§ **YOUR TASK**: Counting every line in the entries below where the word "发动机外特性曲线" occurs, report how many there are. Give only that number.

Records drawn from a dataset
☆ ☆ ☆

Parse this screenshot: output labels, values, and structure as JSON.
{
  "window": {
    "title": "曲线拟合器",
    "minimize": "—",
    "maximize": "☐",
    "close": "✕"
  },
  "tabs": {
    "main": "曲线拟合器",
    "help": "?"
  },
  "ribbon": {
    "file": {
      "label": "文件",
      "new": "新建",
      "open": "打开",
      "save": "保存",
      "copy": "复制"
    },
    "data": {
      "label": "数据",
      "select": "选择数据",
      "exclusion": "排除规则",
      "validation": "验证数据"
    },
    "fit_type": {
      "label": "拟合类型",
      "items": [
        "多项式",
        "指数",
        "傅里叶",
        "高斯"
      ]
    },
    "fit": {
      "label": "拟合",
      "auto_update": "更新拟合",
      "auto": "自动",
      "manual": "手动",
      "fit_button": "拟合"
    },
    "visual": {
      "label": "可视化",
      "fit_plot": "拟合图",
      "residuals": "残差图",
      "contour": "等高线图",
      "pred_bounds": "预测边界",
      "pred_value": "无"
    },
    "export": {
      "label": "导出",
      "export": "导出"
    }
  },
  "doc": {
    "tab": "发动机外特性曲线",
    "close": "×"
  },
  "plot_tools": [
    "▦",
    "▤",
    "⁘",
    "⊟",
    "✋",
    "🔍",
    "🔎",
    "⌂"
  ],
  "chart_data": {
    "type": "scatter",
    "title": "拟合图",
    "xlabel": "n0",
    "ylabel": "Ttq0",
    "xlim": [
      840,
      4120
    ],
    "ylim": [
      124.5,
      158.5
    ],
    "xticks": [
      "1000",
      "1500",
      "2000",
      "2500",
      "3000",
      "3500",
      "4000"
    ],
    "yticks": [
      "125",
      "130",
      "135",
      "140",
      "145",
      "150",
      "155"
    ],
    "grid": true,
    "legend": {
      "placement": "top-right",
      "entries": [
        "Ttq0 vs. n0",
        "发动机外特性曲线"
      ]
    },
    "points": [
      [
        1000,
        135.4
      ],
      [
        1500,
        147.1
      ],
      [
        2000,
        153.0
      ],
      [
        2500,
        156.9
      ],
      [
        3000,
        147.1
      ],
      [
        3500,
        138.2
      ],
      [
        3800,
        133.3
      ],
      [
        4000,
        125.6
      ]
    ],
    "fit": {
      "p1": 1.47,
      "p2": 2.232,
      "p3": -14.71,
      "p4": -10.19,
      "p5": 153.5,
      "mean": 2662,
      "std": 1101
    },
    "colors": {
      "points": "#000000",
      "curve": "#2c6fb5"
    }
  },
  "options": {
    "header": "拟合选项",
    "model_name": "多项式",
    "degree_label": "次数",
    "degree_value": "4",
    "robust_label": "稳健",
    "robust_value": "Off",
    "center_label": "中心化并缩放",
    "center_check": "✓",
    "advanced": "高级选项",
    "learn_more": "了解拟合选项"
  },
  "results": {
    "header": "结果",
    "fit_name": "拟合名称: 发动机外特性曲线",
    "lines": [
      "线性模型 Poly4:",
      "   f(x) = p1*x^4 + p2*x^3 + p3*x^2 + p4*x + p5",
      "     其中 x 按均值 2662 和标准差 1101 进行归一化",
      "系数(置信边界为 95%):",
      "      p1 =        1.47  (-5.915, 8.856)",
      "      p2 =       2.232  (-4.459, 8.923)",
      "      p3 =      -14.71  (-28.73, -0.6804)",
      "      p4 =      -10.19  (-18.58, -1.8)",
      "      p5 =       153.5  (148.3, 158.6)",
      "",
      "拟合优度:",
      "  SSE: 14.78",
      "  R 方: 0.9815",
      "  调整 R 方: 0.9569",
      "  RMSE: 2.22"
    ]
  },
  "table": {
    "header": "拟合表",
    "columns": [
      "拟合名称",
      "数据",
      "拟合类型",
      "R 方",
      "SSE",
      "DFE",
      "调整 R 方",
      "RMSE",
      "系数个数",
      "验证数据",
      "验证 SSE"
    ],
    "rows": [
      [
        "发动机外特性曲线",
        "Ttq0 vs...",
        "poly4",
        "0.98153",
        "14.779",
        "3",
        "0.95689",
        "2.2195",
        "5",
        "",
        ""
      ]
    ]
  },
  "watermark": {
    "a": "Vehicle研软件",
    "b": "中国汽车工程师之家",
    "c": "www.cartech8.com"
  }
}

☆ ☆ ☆

§ **EXERCISE OUTPUT**: 4